Friday may have had the best food of the trip to date. In the morning we toured a picturesque tea plantation outside of Hangzhou, where we learned the history and production of tea. Included in the tour was a tea tasting session, where we sampled four different flavors of fresh tea. We left the boutique shop and made sure to snap some group photos before returning to the cityscape. After a visit to another silk museum, we ate a group lunch at a restaurant on shores of “Xihu” (West Lake). After lunch, the group split up. David and Luman went on a bike tour around Xihu, some returned to the hotel, and others, toured the lake. Cynthia and I were among the people who walked around the lake, admiring the pagoda and a pool with a mass of turtles. Eventually we all returned to our hotel rooms to rest before going out for dinner and more exploration.

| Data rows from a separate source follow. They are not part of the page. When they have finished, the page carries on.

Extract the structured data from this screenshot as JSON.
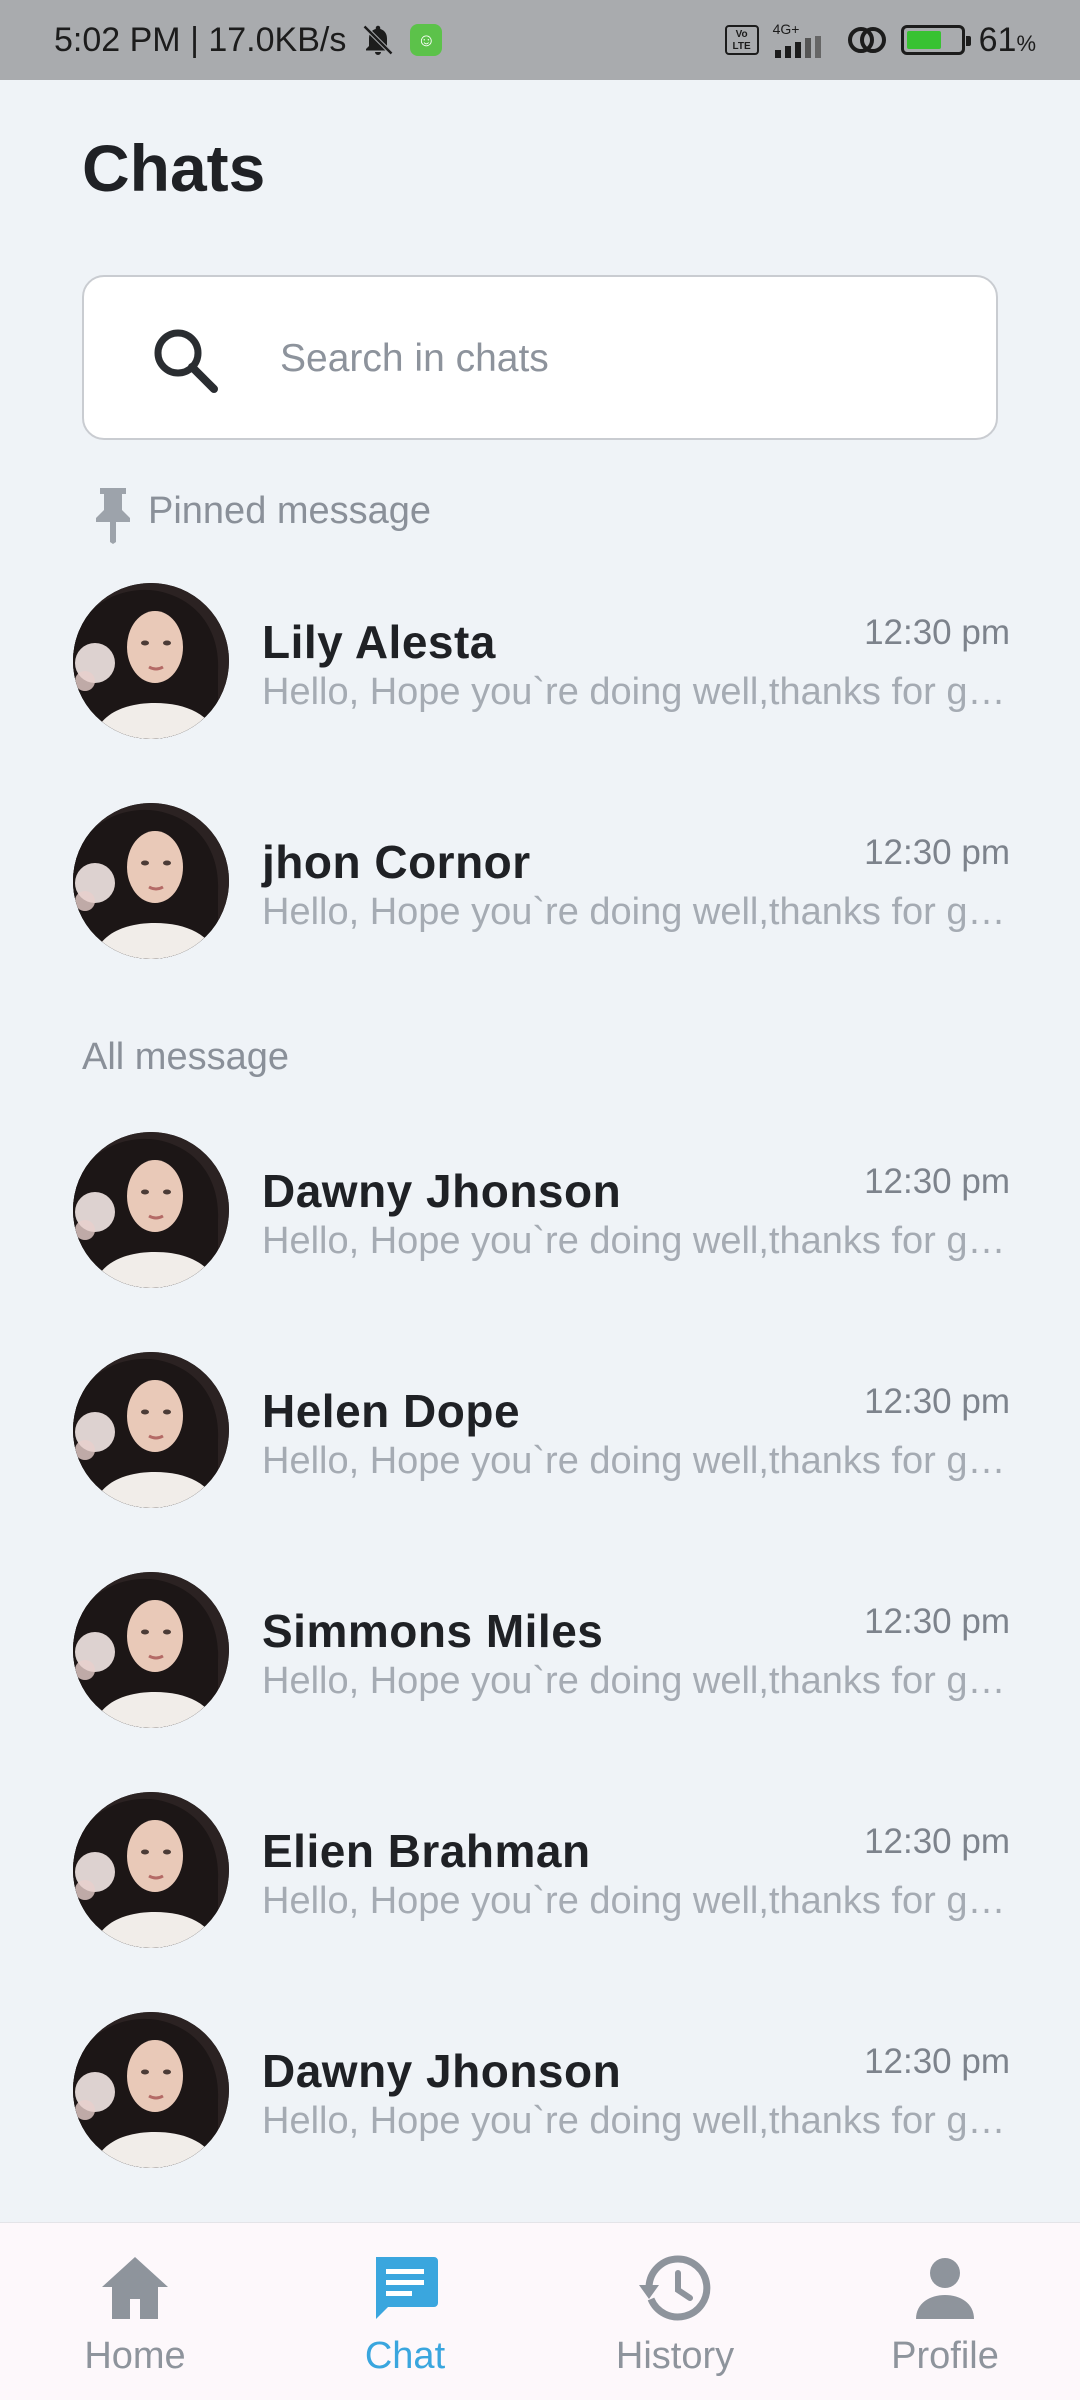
{
  "status_bar": {
    "time_speed": "5:02 PM | 17.0KB/s",
    "network": "4G+",
    "volte": "Vo LTE",
    "battery_pct": "61",
    "battery_sign": "%"
  },
  "page": {
    "title": "Chats"
  },
  "search": {
    "placeholder": "Search in chats",
    "value": ""
  },
  "pinned": {
    "label": "Pinned message",
    "chats": [
      {
        "name": "Lily Alesta",
        "time": "12:30 pm",
        "preview": "Hello, Hope you`re doing well,thanks for getting back to me"
      },
      {
        "name": "jhon Cornor",
        "time": "12:30 pm",
        "preview": "Hello, Hope you`re doing well,thanks for getting back to me"
      }
    ]
  },
  "all": {
    "label": "All message",
    "chats": [
      {
        "name": "Dawny Jhonson",
        "time": "12:30 pm",
        "preview": "Hello, Hope you`re doing well,thanks for getting back to me"
      },
      {
        "name": "Helen Dope",
        "time": "12:30 pm",
        "preview": "Hello, Hope you`re doing well,thanks for getting back to me"
      },
      {
        "name": "Simmons Miles",
        "time": "12:30 pm",
        "preview": "Hello, Hope you`re doing well,thanks for getting back to me"
      },
      {
        "name": "Elien Brahman",
        "time": "12:30 pm",
        "preview": "Hello, Hope you`re doing well,thanks for getting back to me"
      },
      {
        "name": "Dawny Jhonson",
        "time": "12:30 pm",
        "preview": "Hello, Hope you`re doing well,thanks for getting back to me"
      }
    ]
  },
  "nav": {
    "items": [
      {
        "label": "Home",
        "icon": "home-icon"
      },
      {
        "label": "Chat",
        "icon": "chat-icon",
        "active": true
      },
      {
        "label": "History",
        "icon": "history-icon"
      },
      {
        "label": "Profile",
        "icon": "profile-icon"
      }
    ]
  },
  "colors": {
    "background": "#eff3f7",
    "accent": "#3aa6de",
    "status_bar": "#a9abae",
    "text_primary": "#1f2125",
    "text_muted": "#a5abb3"
  }
}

When we headed out again, we were in search of delicious street food and shopping. One local favorite was a sticky rice treat with a thin rice peel. The shops and vendors all sold similar items. Many of the small shops were even selling live animals, including frogs, turtles, eels, and other chickens. Somehow, after an hour or so, we managed to walk in a giant circle and ended back at our hotel. A big group of us took a taxi to bustling downtown Hangzhou to eat at the famous Grandma’s Kitchen. We sat in a booth and ordered several dishes to share including kung pao pork, eggplant, pot stickers, lamb chops, and fried rice. Needless to say, no one left hungry. The bill came out to everyone paying 35RMB so about $5USD. A steal. After dinner, we walked around the nearby shopping mall and saw many of the latest fashion trends. After cabbing it back to the hotel, a big group went back to G+ where they saw P.I. perform and met more locals.